You're Not Imagining It. Restaurant Menus Have Been Getting Smaller

Cast your memory back, if you will, to the dark days of 2020 when "dining out" consisted of calling DoorDash or Grubhub and then paying exorbitant delivery fees — in some cases, only to find out that those "local" restaurants you were trying to support were really just Chuck E. Cheese or Applebee's in disguise. Wasn't it exciting when restaurants finally opened their doors again and let us actually eat off plates we didn't have to wash with a view of something other than our own TVs? 

Disenchantment soon set in, however, when we revisited some of our old favorites, only to find that those dishes we'd been craving had mysteriously vanished from the menu. Were our memories playing tricks on us, or had the menus somehow ... shrunk? Nope, not your imagination. Restaurant menus are a lot shorter these days, and it looks like you'd better learn to live with it (via MSN). While these changes may not be popular with diners, they are most likely benefiting the restaurant owners.

The pandemic is to blame for menu cuts
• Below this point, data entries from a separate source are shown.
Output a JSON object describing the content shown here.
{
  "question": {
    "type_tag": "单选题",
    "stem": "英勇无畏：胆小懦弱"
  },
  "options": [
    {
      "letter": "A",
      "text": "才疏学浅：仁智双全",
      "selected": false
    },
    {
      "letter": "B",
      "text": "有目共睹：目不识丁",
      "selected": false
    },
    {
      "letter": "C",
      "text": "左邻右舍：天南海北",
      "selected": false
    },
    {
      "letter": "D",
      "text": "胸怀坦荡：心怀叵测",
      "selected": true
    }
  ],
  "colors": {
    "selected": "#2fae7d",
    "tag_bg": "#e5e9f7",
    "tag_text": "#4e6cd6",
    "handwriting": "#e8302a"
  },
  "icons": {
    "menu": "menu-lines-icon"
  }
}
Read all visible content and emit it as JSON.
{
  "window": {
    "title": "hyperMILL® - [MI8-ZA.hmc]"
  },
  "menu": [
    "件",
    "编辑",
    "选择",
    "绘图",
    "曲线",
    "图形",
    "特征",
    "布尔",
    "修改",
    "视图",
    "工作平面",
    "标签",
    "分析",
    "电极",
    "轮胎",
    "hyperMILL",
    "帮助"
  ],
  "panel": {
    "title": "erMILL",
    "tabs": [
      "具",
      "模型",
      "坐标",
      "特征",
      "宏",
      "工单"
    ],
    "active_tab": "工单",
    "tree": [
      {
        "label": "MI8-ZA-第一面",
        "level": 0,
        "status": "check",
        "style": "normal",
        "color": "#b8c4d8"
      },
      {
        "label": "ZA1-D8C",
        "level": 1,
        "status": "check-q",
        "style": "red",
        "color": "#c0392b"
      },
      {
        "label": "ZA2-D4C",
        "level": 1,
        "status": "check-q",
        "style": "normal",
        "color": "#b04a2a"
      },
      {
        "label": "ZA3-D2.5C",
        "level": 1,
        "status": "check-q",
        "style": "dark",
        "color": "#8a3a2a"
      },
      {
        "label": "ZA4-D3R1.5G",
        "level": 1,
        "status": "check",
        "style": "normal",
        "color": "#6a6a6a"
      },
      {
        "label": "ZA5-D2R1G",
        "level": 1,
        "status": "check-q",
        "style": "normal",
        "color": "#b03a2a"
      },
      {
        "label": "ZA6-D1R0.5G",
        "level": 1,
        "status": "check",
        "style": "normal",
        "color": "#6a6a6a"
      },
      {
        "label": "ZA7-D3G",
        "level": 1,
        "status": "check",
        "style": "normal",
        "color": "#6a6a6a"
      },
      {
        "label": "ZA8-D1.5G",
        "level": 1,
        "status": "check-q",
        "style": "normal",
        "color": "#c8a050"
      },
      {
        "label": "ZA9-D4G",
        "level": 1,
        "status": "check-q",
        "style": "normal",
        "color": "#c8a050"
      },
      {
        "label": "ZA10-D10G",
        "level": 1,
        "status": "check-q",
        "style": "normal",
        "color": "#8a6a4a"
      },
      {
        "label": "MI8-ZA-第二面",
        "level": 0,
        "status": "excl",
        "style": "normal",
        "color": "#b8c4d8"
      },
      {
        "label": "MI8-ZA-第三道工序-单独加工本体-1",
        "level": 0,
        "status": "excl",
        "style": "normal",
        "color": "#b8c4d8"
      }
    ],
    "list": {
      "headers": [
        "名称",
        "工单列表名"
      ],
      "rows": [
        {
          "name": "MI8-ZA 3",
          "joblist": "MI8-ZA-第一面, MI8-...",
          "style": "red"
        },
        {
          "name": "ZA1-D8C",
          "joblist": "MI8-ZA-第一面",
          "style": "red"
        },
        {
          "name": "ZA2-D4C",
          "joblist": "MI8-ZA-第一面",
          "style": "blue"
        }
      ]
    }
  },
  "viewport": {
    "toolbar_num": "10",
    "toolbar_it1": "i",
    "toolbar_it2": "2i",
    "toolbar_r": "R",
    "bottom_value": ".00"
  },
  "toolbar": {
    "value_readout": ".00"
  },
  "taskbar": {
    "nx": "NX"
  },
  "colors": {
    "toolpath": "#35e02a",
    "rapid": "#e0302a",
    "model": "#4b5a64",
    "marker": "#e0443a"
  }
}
There are a number of reasons why restaurants have adopted shorter menus over the past year or so. One of the first to do so, or at least the first to announce it, was McDonald's. The chain drastically reduced its menu early in the pandemic in order to operate more efficiently at a time when takeout orders were ramping up and the workforce was shrinking, per Inc. Some of these cuts allowed its restaurants to eliminate less profitable items (such as all-day breakfast), so McDonald's franchise owners embraced the changes and wanted to make them permanent. IHOP reduced its own offerings upon re-opening in order to replace its potentially-germy laminated menus with disposable paper ones.

Well, even in 2021, labor shortages are still affecting restaurants' ability to serve their patrons, as evidenced by fast food chains offering an unprecedented level of benefits to hourly employees and even trying to tempt potential interviewees with freebies. Higher up the restaurant food chain, things are still pretty dire. As one North Carolina restaurateur told Food & Wine, '"Even just one less cook at night eliminates an entire station." Supply chain issues, as well as the rising prices of food, also mean that many restaurants are either unable to source needed ingredients or else simply cannot afford to use them in their cooking at this time.

Shorter menus may well be a good thing for restaurants

Even if the labor and supply shortages miraculously resolve themselves by the end of 2021, don't expect restaurant menus to go back to what they were in pre-pandemic days. Some restaurants may eventually restore their 2019 offerings, but others may well choose to stick with the shorter, simpler menus. After all, they've successfully managed our expectations downwards, so why make changes when they don't have to?

Some chefs such as Marcus Samuelsson are spinning these shorter menus as a good thing for all of us. As he said to Food & Wine, "Smaller menus mean more focus ... this is a time when we will see American food through a different lens." Others, however, are getting down to the blunt truth of the matter. As Washington D.C. restaurant owner Amy Brandwein admits, "Smaller menus mean more efficiency, less waste and more operating income for the owners." So yes, get used to those shorter menus. It seems like those are going to be part of the "new normal," not just for the foreseeable future, but quite possibly on a permanent basis.